## TASK REQUIREMENTS
Word for word, output the data that follows.

(Beginning of TASK INPUTS)

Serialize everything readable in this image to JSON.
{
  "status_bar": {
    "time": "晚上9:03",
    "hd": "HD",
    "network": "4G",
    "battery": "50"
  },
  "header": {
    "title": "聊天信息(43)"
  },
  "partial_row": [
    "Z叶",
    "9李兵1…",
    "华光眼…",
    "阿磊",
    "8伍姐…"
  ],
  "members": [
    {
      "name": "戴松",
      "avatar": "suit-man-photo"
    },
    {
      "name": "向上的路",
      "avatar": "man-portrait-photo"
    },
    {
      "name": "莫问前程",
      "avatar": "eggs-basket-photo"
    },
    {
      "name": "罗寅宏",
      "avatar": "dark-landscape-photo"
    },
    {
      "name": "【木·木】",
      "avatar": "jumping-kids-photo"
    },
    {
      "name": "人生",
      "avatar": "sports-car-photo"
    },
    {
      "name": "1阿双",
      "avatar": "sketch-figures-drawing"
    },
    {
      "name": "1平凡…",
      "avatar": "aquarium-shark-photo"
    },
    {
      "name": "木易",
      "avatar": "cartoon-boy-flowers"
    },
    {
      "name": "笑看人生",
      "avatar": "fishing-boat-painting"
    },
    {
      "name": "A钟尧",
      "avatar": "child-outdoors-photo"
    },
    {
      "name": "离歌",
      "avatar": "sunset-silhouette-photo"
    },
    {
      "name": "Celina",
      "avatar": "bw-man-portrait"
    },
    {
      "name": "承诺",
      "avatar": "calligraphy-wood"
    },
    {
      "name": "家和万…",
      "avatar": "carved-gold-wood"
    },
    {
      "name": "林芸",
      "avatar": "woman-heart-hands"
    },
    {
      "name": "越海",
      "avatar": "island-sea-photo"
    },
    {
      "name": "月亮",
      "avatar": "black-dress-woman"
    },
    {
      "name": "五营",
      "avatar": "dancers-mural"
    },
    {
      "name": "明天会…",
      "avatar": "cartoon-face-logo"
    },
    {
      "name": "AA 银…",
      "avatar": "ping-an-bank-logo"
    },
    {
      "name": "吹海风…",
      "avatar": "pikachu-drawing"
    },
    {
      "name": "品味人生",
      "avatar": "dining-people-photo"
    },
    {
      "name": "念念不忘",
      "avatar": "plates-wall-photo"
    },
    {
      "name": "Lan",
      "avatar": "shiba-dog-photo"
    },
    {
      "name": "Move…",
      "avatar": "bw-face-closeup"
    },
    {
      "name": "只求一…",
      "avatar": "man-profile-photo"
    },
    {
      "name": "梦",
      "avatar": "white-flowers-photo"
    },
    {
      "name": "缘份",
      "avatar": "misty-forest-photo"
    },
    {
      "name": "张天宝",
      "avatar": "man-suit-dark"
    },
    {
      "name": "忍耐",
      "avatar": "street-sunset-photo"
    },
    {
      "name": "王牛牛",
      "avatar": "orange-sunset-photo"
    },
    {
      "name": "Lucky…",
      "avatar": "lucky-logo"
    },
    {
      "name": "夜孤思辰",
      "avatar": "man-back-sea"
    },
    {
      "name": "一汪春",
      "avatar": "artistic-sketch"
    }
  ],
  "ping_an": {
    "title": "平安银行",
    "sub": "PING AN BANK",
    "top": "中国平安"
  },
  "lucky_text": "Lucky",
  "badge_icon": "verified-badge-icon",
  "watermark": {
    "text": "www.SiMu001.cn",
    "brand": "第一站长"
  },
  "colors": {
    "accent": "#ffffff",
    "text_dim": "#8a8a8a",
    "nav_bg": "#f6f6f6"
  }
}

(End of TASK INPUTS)

## RESULT BELOW
Serialize everything readable in this image to JSON.
{
  "status_bar": {
    "time": "晚上9:03",
    "hd": "HD",
    "network": "4G",
    "battery": "50"
  },
  "header": {
    "title": "聊天信息(43)"
  },
  "partial_row": [
    "Z叶",
    "9李兵1…",
    "华光眼…",
    "阿磊",
    "8伍姐…"
  ],
  "members": [
    {
      "name": "戴松",
      "avatar": "suit-man-photo"
    },
    {
      "name": "向上的路",
      "avatar": "man-portrait-photo"
    },
    {
      "name": "莫问前程",
      "avatar": "eggs-basket-photo"
    },
    {
      "name": "罗寅宏",
      "avatar": "dark-landscape-photo"
    },
    {
      "name": "【木·木】",
      "avatar": "jumping-kids-photo"
    },
    {
      "name": "人生",
      "avatar": "sports-car-photo"
    },
    {
      "name": "1阿双",
      "avatar": "sketch-figures-drawing"
    },
    {
      "name": "1平凡…",
      "avatar": "aquarium-shark-photo"
    },
    {
      "name": "木易",
      "avatar": "cartoon-boy-flowers"
    },
    {
      "name": "笑看人生",
      "avatar": "fishing-boat-painting"
    },
    {
      "name": "A钟尧",
      "avatar": "child-outdoors-photo"
    },
    {
      "name": "离歌",
      "avatar": "sunset-silhouette-photo"
    },
    {
      "name": "Celina",
      "avatar": "bw-man-portrait"
    },
    {
      "name": "承诺",
      "avatar": "calligraphy-wood"
    },
    {
      "name": "家和万…",
      "avatar": "carved-gold-wood"
    },
    {
      "name": "林芸",
      "avatar": "woman-heart-hands"
    },
    {
      "name": "越海",
      "avatar": "island-sea-photo"
    },
    {
      "name": "月亮",
      "avatar": "black-dress-woman"
    },
    {
      "name": "五营",
      "avatar": "dancers-mural"
    },
    {
      "name": "明天会…",
      "avatar": "cartoon-face-logo"
    },
    {
      "name": "AA 银…",
      "avatar": "ping-an-bank-logo"
    },
    {
      "name": "吹海风…",
      "avatar": "pikachu-drawing"
    },
    {
      "name": "品味人生",
      "avatar": "dining-people-photo"
    },
    {
      "name": "念念不忘",
      "avatar": "plates-wall-photo"
    },
    {
      "name": "Lan",
      "avatar": "shiba-dog-photo"
    },
    {
      "name": "Move…",
      "avatar": "bw-face-closeup"
    },
    {
      "name": "只求一…",
      "avatar": "man-profile-photo"
    },
    {
      "name": "梦",
      "avatar": "white-flowers-photo"
    },
    {
      "name": "缘份",
      "avatar": "misty-forest-photo"
    },
    {
      "name": "张天宝",
      "avatar": "man-suit-dark"
    },
    {
      "name": "忍耐",
      "avatar": "street-sunset-photo"
    },
    {
      "name": "王牛牛",
      "avatar": "orange-sunset-photo"
    },
    {
      "name": "Lucky…",
      "avatar": "lucky-logo"
    },
    {
      "name": "夜孤思辰",
      "avatar": "man-back-sea"
    },
    {
      "name": "一汪春",
      "avatar": "artistic-sketch"
    }
  ],
  "ping_an": {
    "title": "平安银行",
    "sub": "PING AN BANK",
    "top": "中国平安"
  },
  "lucky_text": "Lucky",
  "badge_icon": "verified-badge-icon",
  "watermark": {
    "text": "www.SiMu001.cn",
    "brand": "第一站长"
  },
  "colors": {
    "accent": "#ffffff",
    "text_dim": "#8a8a8a",
    "nav_bg": "#f6f6f6"
  }
}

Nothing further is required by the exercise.